WHAT YOU ARE ASKED TO DO — Your reply should be the full listing, copied exactly.
Top of MATERIAL FOR THIS EXERCISE
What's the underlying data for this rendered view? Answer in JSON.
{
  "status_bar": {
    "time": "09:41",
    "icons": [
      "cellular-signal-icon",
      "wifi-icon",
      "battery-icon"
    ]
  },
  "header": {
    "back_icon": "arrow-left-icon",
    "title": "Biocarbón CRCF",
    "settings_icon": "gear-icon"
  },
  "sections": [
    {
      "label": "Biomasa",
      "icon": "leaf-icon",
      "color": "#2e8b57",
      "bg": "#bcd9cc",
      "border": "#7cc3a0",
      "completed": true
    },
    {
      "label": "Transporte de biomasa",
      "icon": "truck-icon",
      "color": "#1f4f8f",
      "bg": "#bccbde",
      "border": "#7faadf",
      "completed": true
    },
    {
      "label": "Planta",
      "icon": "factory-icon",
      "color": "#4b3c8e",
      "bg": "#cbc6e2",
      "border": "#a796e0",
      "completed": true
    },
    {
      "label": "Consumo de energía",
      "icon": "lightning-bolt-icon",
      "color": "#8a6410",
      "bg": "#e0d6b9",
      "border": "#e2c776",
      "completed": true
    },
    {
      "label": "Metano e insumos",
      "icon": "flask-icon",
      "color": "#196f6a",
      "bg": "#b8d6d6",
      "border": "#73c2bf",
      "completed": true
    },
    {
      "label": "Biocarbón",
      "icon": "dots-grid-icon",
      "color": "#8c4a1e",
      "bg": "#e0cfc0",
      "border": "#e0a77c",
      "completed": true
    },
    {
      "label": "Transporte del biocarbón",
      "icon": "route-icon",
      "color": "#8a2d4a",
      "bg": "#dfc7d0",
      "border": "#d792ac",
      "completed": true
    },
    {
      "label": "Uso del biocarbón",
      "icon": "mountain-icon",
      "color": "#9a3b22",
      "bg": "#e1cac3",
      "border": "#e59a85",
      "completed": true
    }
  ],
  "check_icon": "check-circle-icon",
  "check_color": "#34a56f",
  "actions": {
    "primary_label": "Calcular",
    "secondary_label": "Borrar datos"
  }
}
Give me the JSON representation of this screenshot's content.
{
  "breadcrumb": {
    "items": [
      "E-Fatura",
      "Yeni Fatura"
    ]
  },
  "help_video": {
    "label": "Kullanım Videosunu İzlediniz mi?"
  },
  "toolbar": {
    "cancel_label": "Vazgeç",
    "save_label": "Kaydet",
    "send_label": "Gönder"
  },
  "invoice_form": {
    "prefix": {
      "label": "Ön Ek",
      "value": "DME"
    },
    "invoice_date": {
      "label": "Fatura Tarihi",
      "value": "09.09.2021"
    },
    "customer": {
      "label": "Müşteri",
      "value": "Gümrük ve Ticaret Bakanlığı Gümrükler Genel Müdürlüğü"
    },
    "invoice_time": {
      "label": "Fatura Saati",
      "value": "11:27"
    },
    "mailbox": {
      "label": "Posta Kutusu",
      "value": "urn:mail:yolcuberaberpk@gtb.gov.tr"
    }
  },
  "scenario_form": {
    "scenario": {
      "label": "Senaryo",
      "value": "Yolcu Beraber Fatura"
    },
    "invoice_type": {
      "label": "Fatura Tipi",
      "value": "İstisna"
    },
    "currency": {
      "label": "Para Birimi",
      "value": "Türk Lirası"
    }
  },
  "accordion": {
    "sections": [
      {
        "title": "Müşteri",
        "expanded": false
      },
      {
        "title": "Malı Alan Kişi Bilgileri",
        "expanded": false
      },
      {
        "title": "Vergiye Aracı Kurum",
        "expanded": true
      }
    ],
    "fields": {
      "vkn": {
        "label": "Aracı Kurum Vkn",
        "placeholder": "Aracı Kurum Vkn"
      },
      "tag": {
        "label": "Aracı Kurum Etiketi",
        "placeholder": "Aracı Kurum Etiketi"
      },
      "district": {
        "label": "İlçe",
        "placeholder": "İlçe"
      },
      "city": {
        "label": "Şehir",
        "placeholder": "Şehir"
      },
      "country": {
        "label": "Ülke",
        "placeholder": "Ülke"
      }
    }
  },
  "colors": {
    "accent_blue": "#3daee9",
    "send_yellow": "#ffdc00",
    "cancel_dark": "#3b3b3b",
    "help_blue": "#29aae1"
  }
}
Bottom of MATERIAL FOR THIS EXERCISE
EXERCISE OUTPUT —
What's the underlying data for this rendered view? Answer in JSON.
{
  "status_bar": {
    "time": "09:41",
    "icons": [
      "cellular-signal-icon",
      "wifi-icon",
      "battery-icon"
    ]
  },
  "header": {
    "back_icon": "arrow-left-icon",
    "title": "Biocarbón CRCF",
    "settings_icon": "gear-icon"
  },
  "sections": [
    {
      "label": "Biomasa",
      "icon": "leaf-icon",
      "color": "#2e8b57",
      "bg": "#bcd9cc",
      "border": "#7cc3a0",
      "completed": true
    },
    {
      "label": "Transporte de biomasa",
      "icon": "truck-icon",
      "color": "#1f4f8f",
      "bg": "#bccbde",
      "border": "#7faadf",
      "completed": true
    },
    {
      "label": "Planta",
      "icon": "factory-icon",
      "color": "#4b3c8e",
      "bg": "#cbc6e2",
      "border": "#a796e0",
      "completed": true
    },
    {
      "label": "Consumo de energía",
      "icon": "lightning-bolt-icon",
      "color": "#8a6410",
      "bg": "#e0d6b9",
      "border": "#e2c776",
      "completed": true
    },
    {
      "label": "Metano e insumos",
      "icon": "flask-icon",
      "color": "#196f6a",
      "bg": "#b8d6d6",
      "border": "#73c2bf",
      "completed": true
    },
    {
      "label": "Biocarbón",
      "icon": "dots-grid-icon",
      "color": "#8c4a1e",
      "bg": "#e0cfc0",
      "border": "#e0a77c",
      "completed": true
    },
    {
      "label": "Transporte del biocarbón",
      "icon": "route-icon",
      "color": "#8a2d4a",
      "bg": "#dfc7d0",
      "border": "#d792ac",
      "completed": true
    },
    {
      "label": "Uso del biocarbón",
      "icon": "mountain-icon",
      "color": "#9a3b22",
      "bg": "#e1cac3",
      "border": "#e59a85",
      "completed": true
    }
  ],
  "check_icon": "check-circle-icon",
  "check_color": "#34a56f",
  "actions": {
    "primary_label": "Calcular",
    "secondary_label": "Borrar datos"
  }
}
Give me the JSON representation of this screenshot's content.
{
  "breadcrumb": {
    "items": [
      "E-Fatura",
      "Yeni Fatura"
    ]
  },
  "help_video": {
    "label": "Kullanım Videosunu İzlediniz mi?"
  },
  "toolbar": {
    "cancel_label": "Vazgeç",
    "save_label": "Kaydet",
    "send_label": "Gönder"
  },
  "invoice_form": {
    "prefix": {
      "label": "Ön Ek",
      "value": "DME"
    },
    "invoice_date": {
      "label": "Fatura Tarihi",
      "value": "09.09.2021"
    },
    "customer": {
      "label": "Müşteri",
      "value": "Gümrük ve Ticaret Bakanlığı Gümrükler Genel Müdürlüğü"
    },
    "invoice_time": {
      "label": "Fatura Saati",
      "value": "11:27"
    },
    "mailbox": {
      "label": "Posta Kutusu",
      "value": "urn:mail:yolcuberaberpk@gtb.gov.tr"
    }
  },
  "scenario_form": {
    "scenario": {
      "label": "Senaryo",
      "value": "Yolcu Beraber Fatura"
    },
    "invoice_type": {
      "label": "Fatura Tipi",
      "value": "İstisna"
    },
    "currency": {
      "label": "Para Birimi",
      "value": "Türk Lirası"
    }
  },
  "accordion": {
    "sections": [
      {
        "title": "Müşteri",
        "expanded": false
      },
      {
        "title": "Malı Alan Kişi Bilgileri",
        "expanded": false
      },
      {
        "title": "Vergiye Aracı Kurum",
        "expanded": true
      }
    ],
    "fields": {
      "vkn": {
        "label": "Aracı Kurum Vkn",
        "placeholder": "Aracı Kurum Vkn"
      },
      "tag": {
        "label": "Aracı Kurum Etiketi",
        "placeholder": "Aracı Kurum Etiketi"
      },
      "district": {
        "label": "İlçe",
        "placeholder": "İlçe"
      },
      "city": {
        "label": "Şehir",
        "placeholder": "Şehir"
      },
      "country": {
        "label": "Ülke",
        "placeholder": "Ülke"
      }
    }
  },
  "colors": {
    "accent_blue": "#3daee9",
    "send_yellow": "#ffdc00",
    "cancel_dark": "#3b3b3b",
    "help_blue": "#29aae1"
  }
}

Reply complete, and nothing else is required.